Dawson said that commodities are passed out monthly at the United Methodist Church at Third and Main streets in Mound City. They are distributed on the fourth Tuesday of each month from 3:30 p.m. to 5:30 p.m.
She also said that Catholic Charities comes down several times a year to the Sacred Hearts Catholic Church. They will be in Mound City on the following dates from nine until noon, March 16, April 27, and June 27.
In addition to food, Concern also has clothing, household goods, and is able to help with utility bills.
Helping Hands and Hearts Food Pantry, Parker
Rita Kerr is the person in charge of the Parker food pantry at the United Methodist Church. It is open the second and third Wednesdays of the month from 9 a.m. to 11 a.m.
The pantry doesn’t receive Harvesters or commodities food, but it gets supplies from monetary donations, food drives at the elementary school, a grant from Heartland’s Round Up Program, food donations from individuals, and farmers who donate meat. Catholic Charities also drops off food for the pantry occasionally.
Kerr said that they mostly serve Prairie View USD 362 patrons. At present, the number of families they serve has gone from 20 down to about 12.
Kerr said she uses some of the monetary donations to buy meat and other items at Aldi supermarket. Good items to donate are cereals, staples, canned goods, and personal hygiene items.
The Parker pantry also sometimes helps with electric bills. For more information on the Parker pantry, call Kerr at 913-898-2335.
Pleasanton food assistance
In Pleasanton, several churches offer help for food assistance. The Assembly of God Church has a food pantry that is by appointment only. Pastor Cary Coffey said that because of the stigmatization of attending a food pantry, it is easier for people to seek assistance if they can make an appointment. Call or text (913) 523-4105 between 9 a.m. and 9 p.m. for information or assistance.
Coffey said the pantry is open to Linn County residents, but it mostly serves residents with a 66075 zip code because, for some people in that area, it was hard for them to get to Mound City. He said that the SNAP food assistance was usually not enough to get families through the month, so he usually started having calls for assistance the third week of the month.
The Assembly of God Food Pantry receives food from Harvesters, the Assembly of God Church in Harrisonville, Mo., The Convoy of Hope (a faith-based humanitarian organization), and private donations. The panty received a major donation of food from the Pleasanton High School Food Drive.
Coffey said that donations that were needed were cash, vouchers or gift cards to Food Fair, hygiene products, razors and shaving cream for females and males, toothbrushes. The pantry makes up hygiene kits for males and females and hands them out.
At the Church of the Nazarene, Pastor David Warren said they did not have a food pantry but would help people by buying them gift certificates at the grocery store. For information, call (913) 352 6125.
The First Baptist Church also helps people on an individual basis. They also help with gasoline and car repairs.

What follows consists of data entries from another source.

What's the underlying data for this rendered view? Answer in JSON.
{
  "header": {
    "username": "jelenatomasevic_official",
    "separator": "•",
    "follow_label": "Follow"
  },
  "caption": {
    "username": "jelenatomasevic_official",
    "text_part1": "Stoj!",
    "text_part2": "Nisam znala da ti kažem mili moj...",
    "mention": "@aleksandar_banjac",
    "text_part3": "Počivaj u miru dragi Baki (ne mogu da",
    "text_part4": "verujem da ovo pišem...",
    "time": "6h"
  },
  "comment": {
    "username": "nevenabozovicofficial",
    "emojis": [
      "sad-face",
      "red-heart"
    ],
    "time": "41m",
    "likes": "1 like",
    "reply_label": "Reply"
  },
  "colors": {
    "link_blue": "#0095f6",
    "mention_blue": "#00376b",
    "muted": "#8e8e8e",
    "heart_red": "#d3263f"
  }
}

While at present these food pantries seem to be meeting the needs of Linn Countians with a variety of resources, every one of them depends on donations from individuals and organizations. To find out how to donate to them, call the contact numbers listed.